Zouroudi, Anne - 'The Whispers of Nemesis'
What a beautiful book! The attractive colour of the front cover gives only the slightest hint of the huge treat that awaits you inside the pages of this exquisitely written piece of magic. Set in Greece in the winter, and full to bursting with delicious descriptions of Greek dishes, the story centres on the charismatically portly detective, Hermes Diaktoros, in his infamous white canvas tennis shoes that seem at odds with the harsh winter weather. Hermes seems to be a quiet and considerate gentleman. He greets the people he meets in the streets and is undeterred by their, for the most part, complete lack of response.
Hermes goes to visit Roula, an old and very dear friend, and in so doing gets caught up in a mystery that has shocked the small town of Vsiri and set the gossips' tongues wagging.
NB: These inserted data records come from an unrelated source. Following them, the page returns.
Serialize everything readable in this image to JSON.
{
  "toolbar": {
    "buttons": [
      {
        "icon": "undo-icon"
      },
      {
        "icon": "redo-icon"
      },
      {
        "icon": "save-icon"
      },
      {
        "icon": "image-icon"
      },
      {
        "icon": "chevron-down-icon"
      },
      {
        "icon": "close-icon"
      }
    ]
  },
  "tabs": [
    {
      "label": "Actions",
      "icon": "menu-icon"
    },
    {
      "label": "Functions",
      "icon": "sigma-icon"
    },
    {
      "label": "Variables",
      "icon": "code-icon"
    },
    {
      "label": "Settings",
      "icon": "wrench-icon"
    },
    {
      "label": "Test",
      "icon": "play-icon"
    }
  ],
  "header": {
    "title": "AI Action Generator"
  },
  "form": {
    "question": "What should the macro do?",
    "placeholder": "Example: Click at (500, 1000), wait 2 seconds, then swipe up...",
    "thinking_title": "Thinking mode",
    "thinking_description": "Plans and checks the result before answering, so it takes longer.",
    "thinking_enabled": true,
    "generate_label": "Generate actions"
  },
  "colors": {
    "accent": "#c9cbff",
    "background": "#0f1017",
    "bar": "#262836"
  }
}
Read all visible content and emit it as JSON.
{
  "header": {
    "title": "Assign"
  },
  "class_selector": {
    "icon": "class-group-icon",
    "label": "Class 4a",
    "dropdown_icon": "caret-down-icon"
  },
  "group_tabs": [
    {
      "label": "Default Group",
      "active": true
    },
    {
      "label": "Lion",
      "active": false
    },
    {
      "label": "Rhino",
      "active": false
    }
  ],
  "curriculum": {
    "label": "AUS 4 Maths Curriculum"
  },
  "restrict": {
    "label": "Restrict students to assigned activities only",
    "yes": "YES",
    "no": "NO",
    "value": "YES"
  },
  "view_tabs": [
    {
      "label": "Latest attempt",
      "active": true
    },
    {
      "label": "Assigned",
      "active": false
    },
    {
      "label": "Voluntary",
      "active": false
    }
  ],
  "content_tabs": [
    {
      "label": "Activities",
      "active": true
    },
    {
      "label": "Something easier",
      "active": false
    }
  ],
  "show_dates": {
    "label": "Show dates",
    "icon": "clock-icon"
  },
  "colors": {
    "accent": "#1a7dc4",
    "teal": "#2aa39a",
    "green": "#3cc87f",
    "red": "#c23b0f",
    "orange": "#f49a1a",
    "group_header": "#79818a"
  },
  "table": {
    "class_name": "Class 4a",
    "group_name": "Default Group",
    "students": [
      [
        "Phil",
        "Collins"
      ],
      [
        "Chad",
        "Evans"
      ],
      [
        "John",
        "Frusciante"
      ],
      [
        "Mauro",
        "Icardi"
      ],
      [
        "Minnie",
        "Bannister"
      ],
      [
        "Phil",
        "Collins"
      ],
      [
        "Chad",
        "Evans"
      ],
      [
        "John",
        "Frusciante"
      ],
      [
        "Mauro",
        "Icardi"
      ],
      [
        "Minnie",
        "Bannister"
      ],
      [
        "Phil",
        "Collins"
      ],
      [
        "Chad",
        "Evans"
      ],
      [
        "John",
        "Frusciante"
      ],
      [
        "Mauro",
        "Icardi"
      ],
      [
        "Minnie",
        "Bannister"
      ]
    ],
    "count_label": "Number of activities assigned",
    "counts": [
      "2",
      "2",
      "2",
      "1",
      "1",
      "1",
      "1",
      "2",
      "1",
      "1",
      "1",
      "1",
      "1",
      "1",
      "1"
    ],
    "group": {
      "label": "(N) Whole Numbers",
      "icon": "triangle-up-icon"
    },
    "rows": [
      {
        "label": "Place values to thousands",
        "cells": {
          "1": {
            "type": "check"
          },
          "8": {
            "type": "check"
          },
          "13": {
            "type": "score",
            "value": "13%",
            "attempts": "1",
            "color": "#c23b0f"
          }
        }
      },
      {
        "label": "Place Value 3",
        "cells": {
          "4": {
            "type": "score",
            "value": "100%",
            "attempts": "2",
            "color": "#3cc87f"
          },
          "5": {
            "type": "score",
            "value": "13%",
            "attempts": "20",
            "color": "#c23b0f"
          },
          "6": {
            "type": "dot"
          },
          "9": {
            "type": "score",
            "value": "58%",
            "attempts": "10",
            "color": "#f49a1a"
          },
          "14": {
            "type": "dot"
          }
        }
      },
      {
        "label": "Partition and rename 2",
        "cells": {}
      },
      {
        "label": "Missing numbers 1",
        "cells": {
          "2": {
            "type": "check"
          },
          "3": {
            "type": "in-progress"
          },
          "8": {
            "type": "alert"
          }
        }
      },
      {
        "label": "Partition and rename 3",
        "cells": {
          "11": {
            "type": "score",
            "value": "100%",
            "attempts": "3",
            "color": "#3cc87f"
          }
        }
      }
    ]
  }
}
Santos Volakis, a well-known local poet, had died some four years earlier in tragic circumstances and his bones had since been transformed into something else, so that his recent exhumation, as is customary in rural Greece four years after death, had caused panic and ripples of scandal throughout the community. Things get worse when a badly decomposed body is then found beside the road near a local shrine. Hermes sets to work to get to the bottom of the mystery and help soften the tragedy for the deceased poet's family. The truth that he uncovers is shocking and totally unexpected.
Our detective, referred to throughout the book as "the fat man", is a somewhat mysterious character that we are told almost nothing about - but this only adds to his charm. When asked, he says that he works for "a higher power", but definitely isn't part of the police and won't say who or what this higher power is. His life is focused on solving mysteries and bringing justice to the unfortunate. He even says the more interesting the mystery is, the lower his fee for doing the work. This book is the fifth in Zouroudi's charming series about Hermes Diaktoros and, although reading more of the adventures of our hero is definitely a very good idea, it is not necessary to do so before reading this current work.
Whilst my favourite books are most definitely on the noir side of crime fiction, THE WHISPERS OF NEMESIS was a refreshing change to my usual taste and I was sorry to reach the end of the book.
Read another review of THE WHISPERS OF NEMESIS.
Amanda C M Gillies, Scotland